Chairman of the Joint Chiefs of Staff Gen Martin Dempsey, again, pushed back against those advocating military action against Syria during a briefing at the Pentagon. First off, when asked if he had thought that diplomatic and economic pressure had failed to prevent the killings in Syria, he replied that "The pressures that are being brought to bear are — are simply not having the effect I think that we intend. But I'm not prepared to advocate that we abandon that track at this point."
But an even more complicated question is what would a military intervention be intended to accomplish. He flat out refused, when asked, to characterize what type of military force would be needed to stop the violence. "I have to know what the outcome is. You tell me what the outcome is, I can build you a plan to achieve that outcome," he said. "Certain outcomes you might expect — I mean, let's — let's — let's go back historically. Tell me you want regime change in Iraq, I can build you a plan, and I know how many divisions, I know how many air wings, and I know how — you know, I know what it takes. Tell me that following that regime change you want me to restore order, do nation building, stability operations, and I know what that looks like.
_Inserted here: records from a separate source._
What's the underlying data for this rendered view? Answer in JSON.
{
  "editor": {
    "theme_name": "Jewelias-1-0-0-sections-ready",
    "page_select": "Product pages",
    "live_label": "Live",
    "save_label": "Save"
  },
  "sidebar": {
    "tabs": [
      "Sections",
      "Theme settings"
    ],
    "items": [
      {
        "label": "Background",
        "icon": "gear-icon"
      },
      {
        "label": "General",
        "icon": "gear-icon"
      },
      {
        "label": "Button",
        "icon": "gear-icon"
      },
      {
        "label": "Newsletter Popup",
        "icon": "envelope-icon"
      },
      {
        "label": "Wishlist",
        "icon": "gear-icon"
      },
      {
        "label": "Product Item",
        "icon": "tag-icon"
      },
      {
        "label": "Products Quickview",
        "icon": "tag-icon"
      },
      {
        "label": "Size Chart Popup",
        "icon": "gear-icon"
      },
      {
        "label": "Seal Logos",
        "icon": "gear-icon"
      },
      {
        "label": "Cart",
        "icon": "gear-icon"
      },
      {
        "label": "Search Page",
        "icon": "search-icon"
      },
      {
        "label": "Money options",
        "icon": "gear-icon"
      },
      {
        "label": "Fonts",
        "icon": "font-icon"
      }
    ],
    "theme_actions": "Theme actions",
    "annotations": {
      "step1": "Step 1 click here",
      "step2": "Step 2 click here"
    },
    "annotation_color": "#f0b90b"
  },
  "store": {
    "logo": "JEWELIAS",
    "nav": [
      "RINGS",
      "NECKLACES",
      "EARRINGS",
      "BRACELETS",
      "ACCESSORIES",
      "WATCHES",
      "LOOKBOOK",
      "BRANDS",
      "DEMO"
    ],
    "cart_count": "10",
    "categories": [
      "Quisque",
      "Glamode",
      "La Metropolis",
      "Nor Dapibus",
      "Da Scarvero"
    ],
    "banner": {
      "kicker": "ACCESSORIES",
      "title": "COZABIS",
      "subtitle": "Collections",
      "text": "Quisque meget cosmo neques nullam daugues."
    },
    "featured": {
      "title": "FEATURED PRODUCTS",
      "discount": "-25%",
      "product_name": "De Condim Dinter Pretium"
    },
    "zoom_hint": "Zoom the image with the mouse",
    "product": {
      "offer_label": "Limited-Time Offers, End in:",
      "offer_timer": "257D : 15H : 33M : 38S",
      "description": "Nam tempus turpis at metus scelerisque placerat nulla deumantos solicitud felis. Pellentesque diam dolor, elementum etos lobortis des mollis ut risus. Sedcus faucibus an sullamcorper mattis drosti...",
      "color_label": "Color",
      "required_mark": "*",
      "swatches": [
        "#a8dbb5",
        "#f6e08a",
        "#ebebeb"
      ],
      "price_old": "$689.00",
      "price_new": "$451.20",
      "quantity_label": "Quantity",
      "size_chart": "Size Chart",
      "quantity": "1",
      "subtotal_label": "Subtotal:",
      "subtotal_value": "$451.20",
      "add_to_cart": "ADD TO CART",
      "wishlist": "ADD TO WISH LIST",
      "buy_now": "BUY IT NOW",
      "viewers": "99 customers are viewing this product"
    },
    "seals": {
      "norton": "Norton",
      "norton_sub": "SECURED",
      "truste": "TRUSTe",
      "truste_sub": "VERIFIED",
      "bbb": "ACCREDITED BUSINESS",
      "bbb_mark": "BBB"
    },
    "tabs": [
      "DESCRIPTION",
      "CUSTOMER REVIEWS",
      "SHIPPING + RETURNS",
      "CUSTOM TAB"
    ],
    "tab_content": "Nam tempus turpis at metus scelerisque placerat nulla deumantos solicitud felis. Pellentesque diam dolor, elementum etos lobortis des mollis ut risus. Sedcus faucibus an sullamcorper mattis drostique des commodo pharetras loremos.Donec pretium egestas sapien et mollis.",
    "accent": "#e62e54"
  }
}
So you know, anything at this point vis-a-vis Syria would be hypothetical in the extreme, and I can't build that plan unless I understand the outcome."
Of course, the actual intended outcome of Obama's British masters in Southwest Asia is a thermonuclear confrontation with Russia and China, not something that the US military is eager to plan for.